January 19, 2012
I am a former Securities Compliance Examiner with the SEC. I have a bachelor's degree in finance and hold both the Chartered Financial Analyst and Certified Financial Planner designations. I am now an investment adviser registered with the State of Michigan.
I strongly believe that financial literacy should begin during youth. I have found that it is typically difficult to change financial behavior of individuals once they are already into their careers. The strategies for what it takes to be a smart consumer of financial products should be taught as a mandatory class in high school. I would also strongly recommend a mandatory 1 or 2 credit class for college graduates.

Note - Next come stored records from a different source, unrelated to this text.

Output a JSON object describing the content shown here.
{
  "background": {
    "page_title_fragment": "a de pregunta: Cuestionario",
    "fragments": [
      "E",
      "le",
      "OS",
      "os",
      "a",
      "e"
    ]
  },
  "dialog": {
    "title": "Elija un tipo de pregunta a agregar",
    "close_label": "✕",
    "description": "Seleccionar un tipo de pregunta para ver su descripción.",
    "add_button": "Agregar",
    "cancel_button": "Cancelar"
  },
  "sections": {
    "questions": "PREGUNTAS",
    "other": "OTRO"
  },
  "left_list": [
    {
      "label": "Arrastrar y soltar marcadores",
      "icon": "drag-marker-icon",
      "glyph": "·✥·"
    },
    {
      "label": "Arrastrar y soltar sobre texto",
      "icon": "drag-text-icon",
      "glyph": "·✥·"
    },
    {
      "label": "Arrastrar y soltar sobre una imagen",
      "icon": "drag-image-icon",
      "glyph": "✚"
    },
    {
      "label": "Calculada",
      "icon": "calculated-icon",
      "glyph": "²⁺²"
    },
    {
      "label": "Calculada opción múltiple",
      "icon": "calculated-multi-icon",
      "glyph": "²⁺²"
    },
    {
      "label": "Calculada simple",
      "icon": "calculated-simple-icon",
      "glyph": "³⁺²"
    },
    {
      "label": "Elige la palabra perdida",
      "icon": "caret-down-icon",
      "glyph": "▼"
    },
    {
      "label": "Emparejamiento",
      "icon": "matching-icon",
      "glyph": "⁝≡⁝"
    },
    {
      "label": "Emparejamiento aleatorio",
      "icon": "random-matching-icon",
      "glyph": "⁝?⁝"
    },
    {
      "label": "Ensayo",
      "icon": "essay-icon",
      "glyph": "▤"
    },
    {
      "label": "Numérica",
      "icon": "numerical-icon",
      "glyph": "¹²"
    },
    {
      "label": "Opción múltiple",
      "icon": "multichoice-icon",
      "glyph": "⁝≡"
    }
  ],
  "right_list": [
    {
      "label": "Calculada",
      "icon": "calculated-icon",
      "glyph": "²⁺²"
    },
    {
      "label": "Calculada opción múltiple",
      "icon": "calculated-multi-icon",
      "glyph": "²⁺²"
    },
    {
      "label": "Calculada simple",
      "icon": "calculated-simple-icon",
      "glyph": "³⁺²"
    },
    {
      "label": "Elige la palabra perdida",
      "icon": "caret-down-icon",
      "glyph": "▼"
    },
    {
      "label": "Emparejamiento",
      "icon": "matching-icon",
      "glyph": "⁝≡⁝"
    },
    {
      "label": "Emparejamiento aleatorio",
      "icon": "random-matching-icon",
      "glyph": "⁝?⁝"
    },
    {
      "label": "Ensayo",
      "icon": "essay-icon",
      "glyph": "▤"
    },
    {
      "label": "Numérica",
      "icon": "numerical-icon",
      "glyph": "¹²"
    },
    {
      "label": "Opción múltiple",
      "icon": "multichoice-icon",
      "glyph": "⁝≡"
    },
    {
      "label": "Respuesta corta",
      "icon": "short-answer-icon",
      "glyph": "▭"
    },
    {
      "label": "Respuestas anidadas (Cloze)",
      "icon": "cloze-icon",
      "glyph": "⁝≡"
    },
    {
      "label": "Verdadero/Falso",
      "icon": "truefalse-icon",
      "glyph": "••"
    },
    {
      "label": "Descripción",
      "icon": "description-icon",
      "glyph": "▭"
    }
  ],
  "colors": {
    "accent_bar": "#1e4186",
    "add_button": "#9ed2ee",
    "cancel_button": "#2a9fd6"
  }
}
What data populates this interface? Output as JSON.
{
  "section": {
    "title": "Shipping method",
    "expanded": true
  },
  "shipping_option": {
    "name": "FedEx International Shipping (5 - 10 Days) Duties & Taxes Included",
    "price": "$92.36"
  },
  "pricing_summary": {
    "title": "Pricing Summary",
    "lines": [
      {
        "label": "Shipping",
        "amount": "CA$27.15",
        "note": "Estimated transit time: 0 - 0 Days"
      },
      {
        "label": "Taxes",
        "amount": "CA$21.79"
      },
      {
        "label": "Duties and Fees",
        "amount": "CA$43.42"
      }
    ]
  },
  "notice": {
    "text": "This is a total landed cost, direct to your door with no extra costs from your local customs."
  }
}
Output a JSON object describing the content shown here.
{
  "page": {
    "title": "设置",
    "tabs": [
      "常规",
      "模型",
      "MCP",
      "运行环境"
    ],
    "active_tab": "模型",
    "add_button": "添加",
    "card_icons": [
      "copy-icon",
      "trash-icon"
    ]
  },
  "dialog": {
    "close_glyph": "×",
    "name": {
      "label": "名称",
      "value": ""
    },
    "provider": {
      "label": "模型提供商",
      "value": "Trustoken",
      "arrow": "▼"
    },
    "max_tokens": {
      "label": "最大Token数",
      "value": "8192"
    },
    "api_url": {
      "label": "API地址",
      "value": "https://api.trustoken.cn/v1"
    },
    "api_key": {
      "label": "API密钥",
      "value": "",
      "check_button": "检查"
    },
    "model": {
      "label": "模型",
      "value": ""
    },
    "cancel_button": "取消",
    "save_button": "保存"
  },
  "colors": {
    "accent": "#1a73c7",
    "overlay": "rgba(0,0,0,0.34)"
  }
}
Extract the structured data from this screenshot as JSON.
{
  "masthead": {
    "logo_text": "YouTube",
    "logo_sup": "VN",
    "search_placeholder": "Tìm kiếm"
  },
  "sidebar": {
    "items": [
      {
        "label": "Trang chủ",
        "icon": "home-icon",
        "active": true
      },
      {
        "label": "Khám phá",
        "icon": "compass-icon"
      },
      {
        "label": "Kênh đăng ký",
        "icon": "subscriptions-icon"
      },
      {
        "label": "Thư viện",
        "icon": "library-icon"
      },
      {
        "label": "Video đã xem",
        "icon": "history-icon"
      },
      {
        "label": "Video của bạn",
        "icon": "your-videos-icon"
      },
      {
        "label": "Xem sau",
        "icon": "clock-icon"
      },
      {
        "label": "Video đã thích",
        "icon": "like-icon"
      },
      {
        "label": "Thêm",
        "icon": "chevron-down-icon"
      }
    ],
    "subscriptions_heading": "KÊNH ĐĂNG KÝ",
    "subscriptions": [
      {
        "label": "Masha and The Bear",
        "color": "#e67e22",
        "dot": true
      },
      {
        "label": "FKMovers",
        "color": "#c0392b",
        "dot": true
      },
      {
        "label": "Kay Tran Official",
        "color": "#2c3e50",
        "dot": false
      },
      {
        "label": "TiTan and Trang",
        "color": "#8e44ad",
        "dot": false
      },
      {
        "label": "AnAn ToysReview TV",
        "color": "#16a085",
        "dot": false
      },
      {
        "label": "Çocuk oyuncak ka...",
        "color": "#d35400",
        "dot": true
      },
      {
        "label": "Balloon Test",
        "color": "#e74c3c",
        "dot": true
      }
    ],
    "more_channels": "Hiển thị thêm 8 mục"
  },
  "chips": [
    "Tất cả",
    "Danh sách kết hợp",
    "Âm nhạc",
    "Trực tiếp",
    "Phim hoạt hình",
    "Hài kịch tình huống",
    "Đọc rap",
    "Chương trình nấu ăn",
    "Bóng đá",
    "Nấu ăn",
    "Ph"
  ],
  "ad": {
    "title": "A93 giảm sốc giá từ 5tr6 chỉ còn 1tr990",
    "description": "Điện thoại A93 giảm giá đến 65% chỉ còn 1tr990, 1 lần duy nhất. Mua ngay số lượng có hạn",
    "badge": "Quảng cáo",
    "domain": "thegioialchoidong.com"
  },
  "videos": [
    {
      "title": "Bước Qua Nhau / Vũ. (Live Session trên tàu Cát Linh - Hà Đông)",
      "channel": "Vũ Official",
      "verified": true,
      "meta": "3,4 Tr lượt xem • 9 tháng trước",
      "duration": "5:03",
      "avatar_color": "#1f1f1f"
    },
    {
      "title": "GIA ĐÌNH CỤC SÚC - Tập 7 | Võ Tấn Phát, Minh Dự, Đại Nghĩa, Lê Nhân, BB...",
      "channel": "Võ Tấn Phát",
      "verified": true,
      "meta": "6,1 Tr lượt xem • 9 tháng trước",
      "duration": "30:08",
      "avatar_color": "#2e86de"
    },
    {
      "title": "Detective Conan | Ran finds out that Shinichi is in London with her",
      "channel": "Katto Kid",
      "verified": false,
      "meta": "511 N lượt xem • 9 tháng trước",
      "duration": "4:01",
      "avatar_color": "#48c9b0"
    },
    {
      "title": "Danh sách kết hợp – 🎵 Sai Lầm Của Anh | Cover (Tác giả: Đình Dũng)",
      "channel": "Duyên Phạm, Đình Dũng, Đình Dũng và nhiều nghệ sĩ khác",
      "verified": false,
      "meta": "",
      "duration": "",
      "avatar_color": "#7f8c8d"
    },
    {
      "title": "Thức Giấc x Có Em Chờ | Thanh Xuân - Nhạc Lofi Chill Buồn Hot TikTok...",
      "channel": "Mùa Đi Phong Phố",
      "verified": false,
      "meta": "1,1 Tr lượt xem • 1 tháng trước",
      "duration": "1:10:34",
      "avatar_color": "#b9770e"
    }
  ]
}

There are so many subjects taught in schools that neither prepare a child for college or a career. Personal finance is something that will affect every single person in the real world, yet there is no nationwide mandate for such a class and only a couple states have mandatory classes dedicated to financial education. I have been spreading this message to anyone who would listen since my time at the SEC. I went so far as to create a week-by-week outline of topics that would be covered during a one semester class. I believe that mandating a well constructed class dedicated to financial literacy for every student in the country is the only way to break the cycle of booms and busts in the economy fed by the expenditures or "investments" of unsophisticated financial consumers.
Furthermore, I have some thoughts on the topic of disclosures to be made to consumers of financial products and services. The first key is that the disclosure document needs to be short, two pages at most. The document should briefly and clearly state whether or not you are buying a product (mutual fund or insurance product for a commission) or a service (advice for a fee). The document should clearly indicate all possible compensation that could be received by the financial intermediary including all types of commissions (front end, trails, CDSCs/CDSLs), asset based or flat fees, as well as any additional non-commission "revenue-sharing" or similar payments from product companies to intermediaries. Such compensation should be expressed in both percentage of assets invested and actual dollars. The disclosure document should quickly state with a "yes" or "no" answer, whether the financial representative has any past industry violations or settlements. The disclosure statement would include a statement as to whether the financial representative is responsible for monitoring and providing guidance to the client on an on-going basis or is it a one-time engagement. Finally, the disclosure statement should also include a "yes" or "no" response as to whether the financial representative is acting as a fiduciary for the transaction with the SEC definition of a fiduciary provided.
Thank you for your consideration.